- What to work on -
Please state how many lines in the records that follow include "annotation", with no other output.

Stored items
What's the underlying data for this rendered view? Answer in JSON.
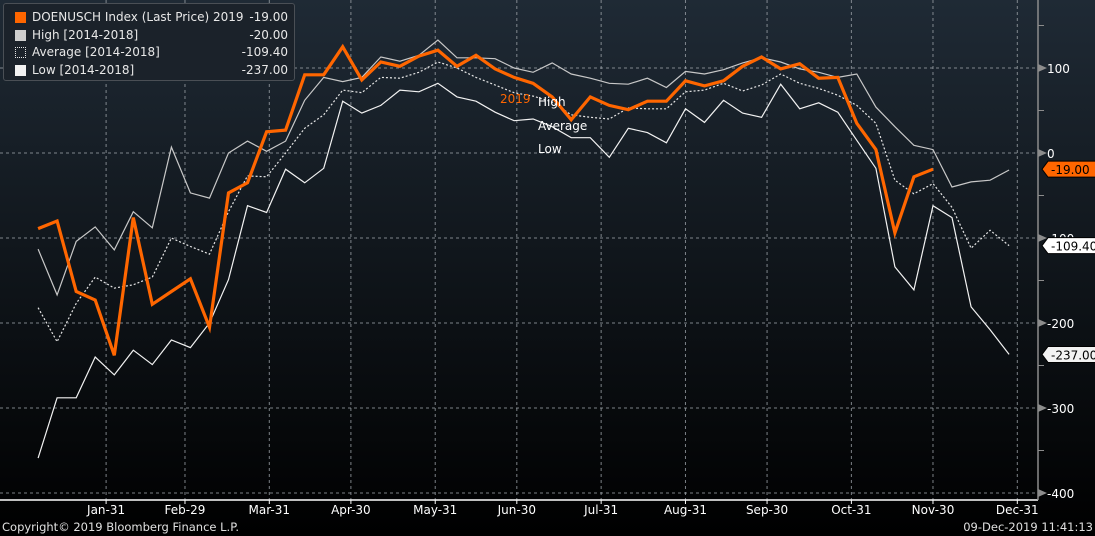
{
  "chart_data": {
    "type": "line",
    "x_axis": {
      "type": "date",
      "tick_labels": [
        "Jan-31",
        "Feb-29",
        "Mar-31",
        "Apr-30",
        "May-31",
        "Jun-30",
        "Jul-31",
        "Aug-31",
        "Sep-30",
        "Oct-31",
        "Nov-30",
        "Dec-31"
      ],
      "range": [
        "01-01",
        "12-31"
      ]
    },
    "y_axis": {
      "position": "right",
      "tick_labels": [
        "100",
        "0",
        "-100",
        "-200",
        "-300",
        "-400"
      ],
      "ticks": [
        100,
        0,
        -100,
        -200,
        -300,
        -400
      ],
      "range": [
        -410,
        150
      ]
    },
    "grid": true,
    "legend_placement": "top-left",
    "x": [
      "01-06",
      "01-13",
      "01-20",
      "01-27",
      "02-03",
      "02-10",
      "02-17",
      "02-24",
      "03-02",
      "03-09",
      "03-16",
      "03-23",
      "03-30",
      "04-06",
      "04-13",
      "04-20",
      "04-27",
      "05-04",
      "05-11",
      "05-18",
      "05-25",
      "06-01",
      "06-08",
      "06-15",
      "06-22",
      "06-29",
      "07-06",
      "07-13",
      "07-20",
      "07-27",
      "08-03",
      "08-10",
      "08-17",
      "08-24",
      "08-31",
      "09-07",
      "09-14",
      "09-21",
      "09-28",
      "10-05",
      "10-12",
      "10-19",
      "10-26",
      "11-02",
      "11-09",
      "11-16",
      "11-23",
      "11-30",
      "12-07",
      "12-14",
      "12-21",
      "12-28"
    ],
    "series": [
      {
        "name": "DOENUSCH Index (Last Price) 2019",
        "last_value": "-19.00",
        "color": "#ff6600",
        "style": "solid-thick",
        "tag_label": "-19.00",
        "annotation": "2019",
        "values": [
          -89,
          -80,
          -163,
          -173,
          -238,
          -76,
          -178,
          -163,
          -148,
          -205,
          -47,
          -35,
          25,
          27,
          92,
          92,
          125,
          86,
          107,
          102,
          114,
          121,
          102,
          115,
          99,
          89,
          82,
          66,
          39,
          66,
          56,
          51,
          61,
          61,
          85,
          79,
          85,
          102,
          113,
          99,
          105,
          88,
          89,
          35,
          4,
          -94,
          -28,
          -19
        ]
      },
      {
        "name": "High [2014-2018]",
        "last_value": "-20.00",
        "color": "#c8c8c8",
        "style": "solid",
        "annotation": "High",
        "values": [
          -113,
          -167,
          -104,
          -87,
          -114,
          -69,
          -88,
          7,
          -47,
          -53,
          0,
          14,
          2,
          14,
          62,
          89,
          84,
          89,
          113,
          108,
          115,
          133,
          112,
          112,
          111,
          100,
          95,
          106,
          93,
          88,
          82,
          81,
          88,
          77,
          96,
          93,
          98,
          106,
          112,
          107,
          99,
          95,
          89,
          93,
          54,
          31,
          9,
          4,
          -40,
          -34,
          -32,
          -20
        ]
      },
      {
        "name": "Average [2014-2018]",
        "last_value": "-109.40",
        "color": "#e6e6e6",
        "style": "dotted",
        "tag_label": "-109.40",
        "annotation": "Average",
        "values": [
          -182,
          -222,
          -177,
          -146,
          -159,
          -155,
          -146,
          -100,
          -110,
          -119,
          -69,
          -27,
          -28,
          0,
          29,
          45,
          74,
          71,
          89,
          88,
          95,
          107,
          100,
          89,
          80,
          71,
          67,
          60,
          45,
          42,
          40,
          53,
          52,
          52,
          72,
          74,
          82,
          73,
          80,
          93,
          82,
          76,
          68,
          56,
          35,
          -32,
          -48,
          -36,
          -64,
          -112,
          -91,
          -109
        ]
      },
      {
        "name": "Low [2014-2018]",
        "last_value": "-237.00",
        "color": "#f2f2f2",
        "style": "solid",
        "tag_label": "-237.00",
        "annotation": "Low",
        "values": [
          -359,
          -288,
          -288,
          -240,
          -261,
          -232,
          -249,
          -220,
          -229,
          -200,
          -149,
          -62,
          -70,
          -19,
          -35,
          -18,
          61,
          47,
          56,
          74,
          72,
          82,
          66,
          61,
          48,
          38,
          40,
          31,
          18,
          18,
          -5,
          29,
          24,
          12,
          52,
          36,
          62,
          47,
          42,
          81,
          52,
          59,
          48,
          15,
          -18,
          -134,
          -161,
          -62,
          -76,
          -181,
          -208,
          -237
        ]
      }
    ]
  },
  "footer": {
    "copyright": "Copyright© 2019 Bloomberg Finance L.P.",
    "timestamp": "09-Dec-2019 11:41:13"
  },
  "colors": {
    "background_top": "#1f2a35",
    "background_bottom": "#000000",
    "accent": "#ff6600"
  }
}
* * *
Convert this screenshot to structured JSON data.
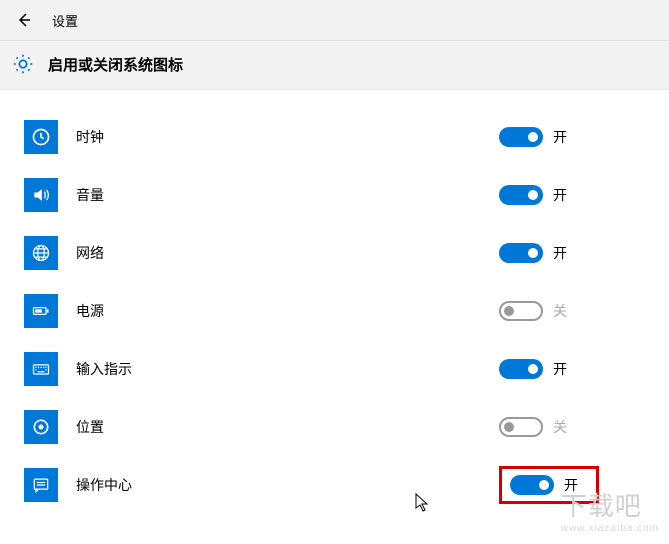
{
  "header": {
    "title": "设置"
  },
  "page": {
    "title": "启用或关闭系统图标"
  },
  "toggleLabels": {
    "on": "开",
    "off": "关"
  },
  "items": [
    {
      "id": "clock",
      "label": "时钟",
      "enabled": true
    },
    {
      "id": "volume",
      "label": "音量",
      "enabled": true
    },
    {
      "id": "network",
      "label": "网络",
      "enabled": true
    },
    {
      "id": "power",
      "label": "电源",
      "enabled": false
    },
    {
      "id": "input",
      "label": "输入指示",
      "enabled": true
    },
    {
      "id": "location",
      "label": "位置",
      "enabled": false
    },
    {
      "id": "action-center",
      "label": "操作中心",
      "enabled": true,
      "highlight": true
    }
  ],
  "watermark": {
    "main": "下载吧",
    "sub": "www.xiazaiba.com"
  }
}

- Finished task -
4